Liz Fernando

The Imprint of Lovers is a personal reflection on the perception of sexuality in a South Asian context. This work seeks an engagement with intimacy as well as societal constraints in the lives of young lovers who are often faced with circumstances which predispose them to meet in extremely impersonal, isolated spaces – more specifically budget hotel rooms that can be rented by the hour. I feel that such a kind of intimacy leads to insecurities, and the concept, when explored in a contemporary yet conservative South Asian environment, foretells a dramatic story of melancholy and catharsis, one that has personally driven me to dislodge and transcend its alleged profanity.
My practice and work has been described as a fusion of anthropology and modern photographic techniques, mainly focusing on human encounter that highlights a gap between my German identity and Sri Lankan origins. In this context, The Imprint of Lovers is in fact a direct result of my relocation two years ago to Sri Lanka, my parents’ home country, and the observations I have made on society. The body of work reflects a personal, emotional disruption where the absence of a presence, the ‘elsewhere’ lovers is indicated by a trace – not necessarily of a passionate residue, but an idea of love that lingers after the acts of love-making are over.


From the series The Imprint of Lovers Colombo, 2014

The Imprint of Lovers

Text by Michael Mendis

I’m sorry I made you leave alone, ahead of me. I’m sorry for the hypocrisy of walking in together, but not being able to leave the same way. I’m sorry for all these apologies, I’m being apologetically post-coital. I’m sorry for the bad sex.

I couldn’t dream of being the demurrer. The man at the desk would guess, with one look at the cast of my eyes, that I was on the receiving end. I couldn’t bear being yet another he-wife for his list. I had all these images ready in my head. Of you, and of the first time you trace my bones with your skin. I didn’t add details like sheets and pillows because they are usually a given. I didn’t add privacy because when you plan a painting, you just assume the canvas. Everything was meant to be clean.

You’re the most beautiful man I know. I wanted to unpeel you, not strip you. I wanted us to swim around the air, like Disney’s Aladdin and his secret friend who didn’t make it to the film, before you came free of your clothes, brown and linear and questioning.

Questioning. I expected your body to question me.

I expected a lot of laughing. Bodylaughing. Lovelaughing. I wanted to see if you knew how hair spirals, and if you knew how to follow those swirls, the curious interplay of tongues and fingers and body organs, the fluidity of all these things, roiling.

I’m sorry I wasn’t alone with you. I’m sorry for all the ghostcouples who fucked each other while you tried to make love to me, all of us sharing the same bed, pink walls garish and gruelling, the whole room the inside-folds of a woman we would naturally recoil from.

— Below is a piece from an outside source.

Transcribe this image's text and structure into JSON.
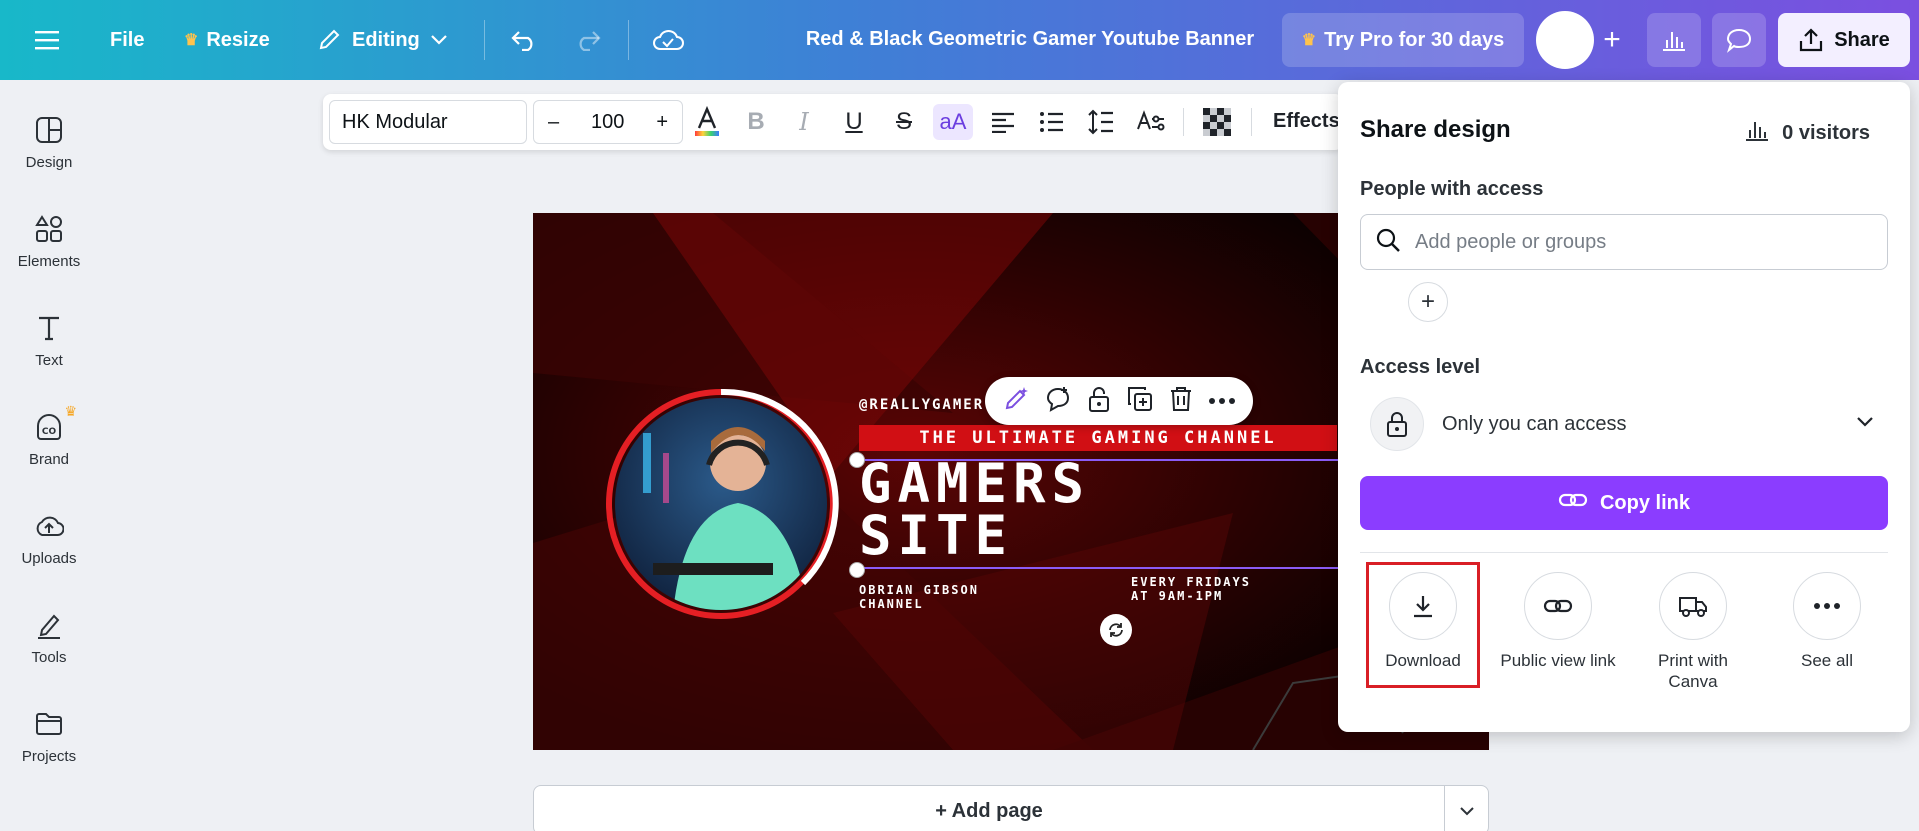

I’m sorry all I could hear was the tick of the ceiling fan, my legs in the air and you between them. I’m sorry I made you gather your things as soon as you were done. Now I have to walk out alone, maybe I should have thought these things through.

My eyes will still be cast low, and the man at the desk will still know what he needs to know. I keep insisting to myself, again and again.

One day, in a room of our own, we’ll have our first time again.